- _Records provided_
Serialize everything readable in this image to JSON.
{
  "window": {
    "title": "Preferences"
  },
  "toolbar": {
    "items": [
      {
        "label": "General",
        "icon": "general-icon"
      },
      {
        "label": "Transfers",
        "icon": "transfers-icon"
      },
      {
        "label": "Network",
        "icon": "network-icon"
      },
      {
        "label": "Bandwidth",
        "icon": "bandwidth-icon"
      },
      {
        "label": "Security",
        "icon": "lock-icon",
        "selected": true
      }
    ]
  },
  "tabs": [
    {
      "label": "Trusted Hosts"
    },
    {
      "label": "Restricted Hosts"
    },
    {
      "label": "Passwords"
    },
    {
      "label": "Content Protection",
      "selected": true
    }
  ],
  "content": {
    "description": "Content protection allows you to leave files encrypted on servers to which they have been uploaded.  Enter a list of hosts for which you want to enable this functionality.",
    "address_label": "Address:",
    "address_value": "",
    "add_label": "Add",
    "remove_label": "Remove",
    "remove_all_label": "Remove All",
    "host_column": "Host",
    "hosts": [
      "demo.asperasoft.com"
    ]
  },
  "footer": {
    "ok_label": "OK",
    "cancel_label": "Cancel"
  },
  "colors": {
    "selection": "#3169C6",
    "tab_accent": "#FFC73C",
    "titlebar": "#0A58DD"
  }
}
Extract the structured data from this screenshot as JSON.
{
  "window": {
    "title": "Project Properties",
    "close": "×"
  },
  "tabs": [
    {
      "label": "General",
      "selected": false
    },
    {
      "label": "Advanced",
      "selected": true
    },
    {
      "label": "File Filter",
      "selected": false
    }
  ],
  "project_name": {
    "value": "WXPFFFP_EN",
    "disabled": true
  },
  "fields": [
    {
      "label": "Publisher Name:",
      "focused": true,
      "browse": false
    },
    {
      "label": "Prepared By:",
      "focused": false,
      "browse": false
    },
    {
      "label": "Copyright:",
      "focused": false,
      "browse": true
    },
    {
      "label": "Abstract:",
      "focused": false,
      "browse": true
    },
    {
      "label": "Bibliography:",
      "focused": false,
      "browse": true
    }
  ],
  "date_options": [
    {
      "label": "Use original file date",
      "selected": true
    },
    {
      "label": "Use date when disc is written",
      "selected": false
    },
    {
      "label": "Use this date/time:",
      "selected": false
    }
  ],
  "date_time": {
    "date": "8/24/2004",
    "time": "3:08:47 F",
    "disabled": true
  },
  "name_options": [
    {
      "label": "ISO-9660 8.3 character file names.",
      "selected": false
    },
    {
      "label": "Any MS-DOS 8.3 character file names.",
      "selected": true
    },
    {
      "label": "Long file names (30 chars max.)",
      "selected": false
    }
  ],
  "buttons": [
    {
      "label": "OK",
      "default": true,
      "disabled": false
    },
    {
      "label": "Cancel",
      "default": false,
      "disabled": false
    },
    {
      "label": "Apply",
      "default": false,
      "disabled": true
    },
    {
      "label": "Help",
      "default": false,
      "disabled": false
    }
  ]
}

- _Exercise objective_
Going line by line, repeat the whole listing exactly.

- _Response_
Serialize everything readable in this image to JSON.
{
  "window": {
    "title": "Preferences"
  },
  "toolbar": {
    "items": [
      {
        "label": "General",
        "icon": "general-icon"
      },
      {
        "label": "Transfers",
        "icon": "transfers-icon"
      },
      {
        "label": "Network",
        "icon": "network-icon"
      },
      {
        "label": "Bandwidth",
        "icon": "bandwidth-icon"
      },
      {
        "label": "Security",
        "icon": "lock-icon",
        "selected": true
      }
    ]
  },
  "tabs": [
    {
      "label": "Trusted Hosts"
    },
    {
      "label": "Restricted Hosts"
    },
    {
      "label": "Passwords"
    },
    {
      "label": "Content Protection",
      "selected": true
    }
  ],
  "content": {
    "description": "Content protection allows you to leave files encrypted on servers to which they have been uploaded.  Enter a list of hosts for which you want to enable this functionality.",
    "address_label": "Address:",
    "address_value": "",
    "add_label": "Add",
    "remove_label": "Remove",
    "remove_all_label": "Remove All",
    "host_column": "Host",
    "hosts": [
      "demo.asperasoft.com"
    ]
  },
  "footer": {
    "ok_label": "OK",
    "cancel_label": "Cancel"
  },
  "colors": {
    "selection": "#3169C6",
    "tab_accent": "#FFC73C",
    "titlebar": "#0A58DD"
  }
}
Extract the structured data from this screenshot as JSON.
{
  "window": {
    "title": "Project Properties",
    "close": "×"
  },
  "tabs": [
    {
      "label": "General",
      "selected": false
    },
    {
      "label": "Advanced",
      "selected": true
    },
    {
      "label": "File Filter",
      "selected": false
    }
  ],
  "project_name": {
    "value": "WXPFFFP_EN",
    "disabled": true
  },
  "fields": [
    {
      "label": "Publisher Name:",
      "focused": true,
      "browse": false
    },
    {
      "label": "Prepared By:",
      "focused": false,
      "browse": false
    },
    {
      "label": "Copyright:",
      "focused": false,
      "browse": true
    },
    {
      "label": "Abstract:",
      "focused": false,
      "browse": true
    },
    {
      "label": "Bibliography:",
      "focused": false,
      "browse": true
    }
  ],
  "date_options": [
    {
      "label": "Use original file date",
      "selected": true
    },
    {
      "label": "Use date when disc is written",
      "selected": false
    },
    {
      "label": "Use this date/time:",
      "selected": false
    }
  ],
  "date_time": {
    "date": "8/24/2004",
    "time": "3:08:47 F",
    "disabled": true
  },
  "name_options": [
    {
      "label": "ISO-9660 8.3 character file names.",
      "selected": false
    },
    {
      "label": "Any MS-DOS 8.3 character file names.",
      "selected": true
    },
    {
      "label": "Long file names (30 chars max.)",
      "selected": false
    }
  ],
  "buttons": [
    {
      "label": "OK",
      "default": true,
      "disabled": false
    },
    {
      "label": "Cancel",
      "default": false,
      "disabled": false
    },
    {
      "label": "Apply",
      "default": false,
      "disabled": true
    },
    {
      "label": "Help",
      "default": false,
      "disabled": false
    }
  ]
}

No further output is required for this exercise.